═════ Information provided ═════

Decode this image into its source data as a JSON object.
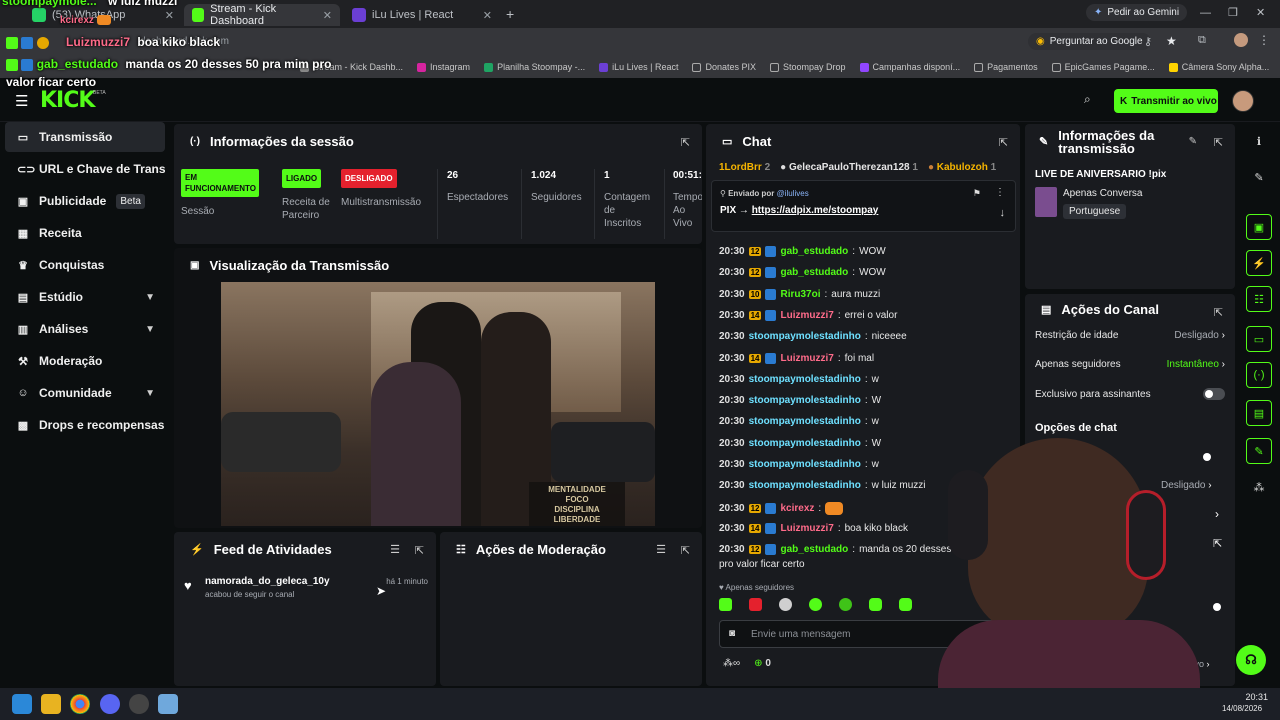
{
  "browser": {
    "tabs": [
      {
        "label": "(53) WhatsApp"
      },
      {
        "label": "Stream - Kick Dashboard",
        "active": true
      },
      {
        "label": "iLu Lives | React"
      }
    ],
    "gemini_label": "Pedir ao Gemini",
    "ask_google_label": "Perguntar ao Google",
    "address_fragment": "dashboard.kick.com",
    "bookmarks": [
      "Instagram",
      "Planilha Stoompay -...",
      "iLu Lives | React",
      "Donates PIX",
      "Stoompay Drop",
      "Campanhas disponí...",
      "Pagamentos",
      "EpicGames Pagame...",
      "Câmera Sony Alpha..."
    ],
    "bookmark_partial": "Stream - Kick Dashb..."
  },
  "overlay_chat": [
    {
      "user": "stoompaymole...",
      "message": "w luiz muzzi"
    },
    {
      "user": "kcirexz",
      "message": ""
    },
    {
      "user": "Luizmuzzi7",
      "message": "boa kiko black"
    },
    {
      "user": "gab_estudado",
      "message": "manda os 20 desses 50 pra mim pro valor ficar certo"
    }
  ],
  "header": {
    "logo": "KICK",
    "logo_tag": "BETA",
    "go_live_label": "Transmitir ao vivo"
  },
  "sidebar": {
    "items": [
      {
        "label": "Transmissão",
        "icon": "broadcast-icon",
        "active": true
      },
      {
        "label": "URL e Chave de Transmissão",
        "icon": "link-icon"
      },
      {
        "label": "Publicidade",
        "icon": "ad-icon",
        "badge": "Beta"
      },
      {
        "label": "Receita",
        "icon": "revenue-icon"
      },
      {
        "label": "Conquistas",
        "icon": "trophy-icon"
      },
      {
        "label": "Estúdio",
        "icon": "studio-icon",
        "expandable": true
      },
      {
        "label": "Análises",
        "icon": "analytics-icon",
        "expandable": true
      },
      {
        "label": "Moderação",
        "icon": "hammer-icon"
      },
      {
        "label": "Comunidade",
        "icon": "community-icon",
        "expandable": true
      },
      {
        "label": "Drops e recompensas",
        "icon": "gift-icon"
      }
    ]
  },
  "session": {
    "title": "Informações da sessão",
    "stats": [
      {
        "badge": "EM FUNCIONAMENTO",
        "label": "Sessão",
        "color": "#53fc18"
      },
      {
        "badge": "LIGADO",
        "label": "Receita de Parceiro",
        "color": "#53fc18"
      },
      {
        "badge": "DESLIGADO",
        "label": "Multistransmissão",
        "color": "#e4212d"
      },
      {
        "value": "26",
        "label": "Espectadores"
      },
      {
        "value": "1.024",
        "label": "Seguidores"
      },
      {
        "value": "1",
        "label": "Contagem de Inscritos"
      },
      {
        "value": "00:51:",
        "label": "Tempo Ao Vivo"
      }
    ]
  },
  "preview": {
    "title": "Visualização da Transmissão",
    "poster_lines": [
      "MENTALIDADE",
      "FOCO",
      "DISCIPLINA",
      "LIBERDADE"
    ]
  },
  "activity": {
    "title": "Feed de Atividades",
    "items": [
      {
        "user": "namorada_do_geleca_10y",
        "action": "acabou de seguir o canal",
        "time": "há 1 minuto"
      }
    ]
  },
  "moderation": {
    "title": "Ações de Moderação"
  },
  "chat": {
    "title": "Chat",
    "top_gifters": [
      {
        "name": "1LordBrr",
        "count": "2"
      },
      {
        "name": "GelecaPauloTherezan128",
        "count": "1"
      },
      {
        "name": "Kabulozoh",
        "count": "1"
      }
    ],
    "pinned_by_label": "Enviado por",
    "pinned_by": "@ilulives",
    "pinned_prefix": "PIX →",
    "pinned_link": "https://adpix.me/stoompay",
    "messages": [
      {
        "time": "20:30",
        "level": "12",
        "user": "gab_estudado",
        "text": "WOW",
        "style": "green"
      },
      {
        "time": "20:30",
        "level": "12",
        "user": "gab_estudado",
        "text": "WOW",
        "style": "green"
      },
      {
        "time": "20:30",
        "level": "10",
        "user": "Riru37oi",
        "text": "aura muzzi",
        "style": "green"
      },
      {
        "time": "20:30",
        "level": "14",
        "user": "Luizmuzzi7",
        "text": "errei o valor",
        "style": "red"
      },
      {
        "time": "20:30",
        "level": "",
        "user": "stoompaymolestadinho",
        "text": "niceeee",
        "style": "cyan"
      },
      {
        "time": "20:30",
        "level": "14",
        "user": "Luizmuzzi7",
        "text": "foi mal",
        "style": "red"
      },
      {
        "time": "20:30",
        "level": "",
        "user": "stoompaymolestadinho",
        "text": "w",
        "style": "cyan"
      },
      {
        "time": "20:30",
        "level": "",
        "user": "stoompaymolestadinho",
        "text": "W",
        "style": "cyan"
      },
      {
        "time": "20:30",
        "level": "",
        "user": "stoompaymolestadinho",
        "text": "w",
        "style": "cyan"
      },
      {
        "time": "20:30",
        "level": "",
        "user": "stoompaymolestadinho",
        "text": "W",
        "style": "cyan"
      },
      {
        "time": "20:30",
        "level": "",
        "user": "stoompaymolestadinho",
        "text": "w",
        "style": "cyan"
      },
      {
        "time": "20:30",
        "level": "",
        "user": "stoompaymolestadinho",
        "text": "w luiz muzzi",
        "style": "cyan"
      },
      {
        "time": "20:30",
        "level": "12",
        "user": "kcirexz",
        "text": "",
        "style": "red"
      },
      {
        "time": "20:30",
        "level": "14",
        "user": "Luizmuzzi7",
        "text": "boa kiko black",
        "style": "red"
      },
      {
        "time": "20:30",
        "level": "12",
        "user": "gab_estudado",
        "text": "manda os 20 desses 50",
        "style": "green"
      }
    ],
    "wrap_line": "pro valor ficar certo",
    "followers_only": "Apenas seguidores",
    "input_placeholder": "Envie uma mensagem",
    "points": "0"
  },
  "stream_info": {
    "title": "Informações da transmissão",
    "stream_title": "LIVE DE ANIVERSARIO !pix",
    "category": "Apenas Conversa",
    "language": "Portuguese"
  },
  "channel_actions": {
    "title": "Ações do Canal",
    "rows": [
      {
        "label": "Restrição de idade",
        "value": "Desligado"
      },
      {
        "label": "Apenas seguidores",
        "value": "Instantâneo"
      },
      {
        "label": "Exclusivo para assinantes",
        "toggle": false
      }
    ],
    "chat_options_title": "Opções de chat",
    "partial_value": "Desligado",
    "partial_value2": "ativo"
  },
  "taskbar": {
    "time": "20:31",
    "date": "14/08/2026"
  }
}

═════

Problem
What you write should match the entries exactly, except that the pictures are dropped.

Task output
Decode this image into its source data as a JSON object.
{
  "browser": {
    "tabs": [
      {
        "label": "(53) WhatsApp"
      },
      {
        "label": "Stream - Kick Dashboard",
        "active": true
      },
      {
        "label": "iLu Lives | React"
      }
    ],
    "gemini_label": "Pedir ao Gemini",
    "ask_google_label": "Perguntar ao Google",
    "address_fragment": "dashboard.kick.com",
    "bookmarks": [
      "Instagram",
      "Planilha Stoompay -...",
      "iLu Lives | React",
      "Donates PIX",
      "Stoompay Drop",
      "Campanhas disponí...",
      "Pagamentos",
      "EpicGames Pagame...",
      "Câmera Sony Alpha..."
    ],
    "bookmark_partial": "Stream - Kick Dashb..."
  },
  "overlay_chat": [
    {
      "user": "stoompaymole...",
      "message": "w luiz muzzi"
    },
    {
      "user": "kcirexz",
      "message": ""
    },
    {
      "user": "Luizmuzzi7",
      "message": "boa kiko black"
    },
    {
      "user": "gab_estudado",
      "message": "manda os 20 desses 50 pra mim pro valor ficar certo"
    }
  ],
  "header": {
    "logo": "KICK",
    "logo_tag": "BETA",
    "go_live_label": "Transmitir ao vivo"
  },
  "sidebar": {
    "items": [
      {
        "label": "Transmissão",
        "icon": "broadcast-icon",
        "active": true
      },
      {
        "label": "URL e Chave de Transmissão",
        "icon": "link-icon"
      },
      {
        "label": "Publicidade",
        "icon": "ad-icon",
        "badge": "Beta"
      },
      {
        "label": "Receita",
        "icon": "revenue-icon"
      },
      {
        "label": "Conquistas",
        "icon": "trophy-icon"
      },
      {
        "label": "Estúdio",
        "icon": "studio-icon",
        "expandable": true
      },
      {
        "label": "Análises",
        "icon": "analytics-icon",
        "expandable": true
      },
      {
        "label": "Moderação",
        "icon": "hammer-icon"
      },
      {
        "label": "Comunidade",
        "icon": "community-icon",
        "expandable": true
      },
      {
        "label": "Drops e recompensas",
        "icon": "gift-icon"
      }
    ]
  },
  "session": {
    "title": "Informações da sessão",
    "stats": [
      {
        "badge": "EM FUNCIONAMENTO",
        "label": "Sessão",
        "color": "#53fc18"
      },
      {
        "badge": "LIGADO",
        "label": "Receita de Parceiro",
        "color": "#53fc18"
      },
      {
        "badge": "DESLIGADO",
        "label": "Multistransmissão",
        "color": "#e4212d"
      },
      {
        "value": "26",
        "label": "Espectadores"
      },
      {
        "value": "1.024",
        "label": "Seguidores"
      },
      {
        "value": "1",
        "label": "Contagem de Inscritos"
      },
      {
        "value": "00:51:",
        "label": "Tempo Ao Vivo"
      }
    ]
  },
  "preview": {
    "title": "Visualização da Transmissão",
    "poster_lines": [
      "MENTALIDADE",
      "FOCO",
      "DISCIPLINA",
      "LIBERDADE"
    ]
  },
  "activity": {
    "title": "Feed de Atividades",
    "items": [
      {
        "user": "namorada_do_geleca_10y",
        "action": "acabou de seguir o canal",
        "time": "há 1 minuto"
      }
    ]
  },
  "moderation": {
    "title": "Ações de Moderação"
  },
  "chat": {
    "title": "Chat",
    "top_gifters": [
      {
        "name": "1LordBrr",
        "count": "2"
      },
      {
        "name": "GelecaPauloTherezan128",
        "count": "1"
      },
      {
        "name": "Kabulozoh",
        "count": "1"
      }
    ],
    "pinned_by_label": "Enviado por",
    "pinned_by": "@ilulives",
    "pinned_prefix": "PIX →",
    "pinned_link": "https://adpix.me/stoompay",
    "messages": [
      {
        "time": "20:30",
        "level": "12",
        "user": "gab_estudado",
        "text": "WOW",
        "style": "green"
      },
      {
        "time": "20:30",
        "level": "12",
        "user": "gab_estudado",
        "text": "WOW",
        "style": "green"
      },
      {
        "time": "20:30",
        "level": "10",
        "user": "Riru37oi",
        "text": "aura muzzi",
        "style": "green"
      },
      {
        "time": "20:30",
        "level": "14",
        "user": "Luizmuzzi7",
        "text": "errei o valor",
        "style": "red"
      },
      {
        "time": "20:30",
        "level": "",
        "user": "stoompaymolestadinho",
        "text": "niceeee",
        "style": "cyan"
      },
      {
        "time": "20:30",
        "level": "14",
        "user": "Luizmuzzi7",
        "text": "foi mal",
        "style": "red"
      },
      {
        "time": "20:30",
        "level": "",
        "user": "stoompaymolestadinho",
        "text": "w",
        "style": "cyan"
      },
      {
        "time": "20:30",
        "level": "",
        "user": "stoompaymolestadinho",
        "text": "W",
        "style": "cyan"
      },
      {
        "time": "20:30",
        "level": "",
        "user": "stoompaymolestadinho",
        "text": "w",
        "style": "cyan"
      },
      {
        "time": "20:30",
        "level": "",
        "user": "stoompaymolestadinho",
        "text": "W",
        "style": "cyan"
      },
      {
        "time": "20:30",
        "level": "",
        "user": "stoompaymolestadinho",
        "text": "w",
        "style": "cyan"
      },
      {
        "time": "20:30",
        "level": "",
        "user": "stoompaymolestadinho",
        "text": "w luiz muzzi",
        "style": "cyan"
      },
      {
        "time": "20:30",
        "level": "12",
        "user": "kcirexz",
        "text": "",
        "style": "red"
      },
      {
        "time": "20:30",
        "level": "14",
        "user": "Luizmuzzi7",
        "text": "boa kiko black",
        "style": "red"
      },
      {
        "time": "20:30",
        "level": "12",
        "user": "gab_estudado",
        "text": "manda os 20 desses 50",
        "style": "green"
      }
    ],
    "wrap_line": "pro valor ficar certo",
    "followers_only": "Apenas seguidores",
    "input_placeholder": "Envie uma mensagem",
    "points": "0"
  },
  "stream_info": {
    "title": "Informações da transmissão",
    "stream_title": "LIVE DE ANIVERSARIO !pix",
    "category": "Apenas Conversa",
    "language": "Portuguese"
  },
  "channel_actions": {
    "title": "Ações do Canal",
    "rows": [
      {
        "label": "Restrição de idade",
        "value": "Desligado"
      },
      {
        "label": "Apenas seguidores",
        "value": "Instantâneo"
      },
      {
        "label": "Exclusivo para assinantes",
        "toggle": false
      }
    ],
    "chat_options_title": "Opções de chat",
    "partial_value": "Desligado",
    "partial_value2": "ativo"
  },
  "taskbar": {
    "time": "20:31",
    "date": "14/08/2026"
  }
}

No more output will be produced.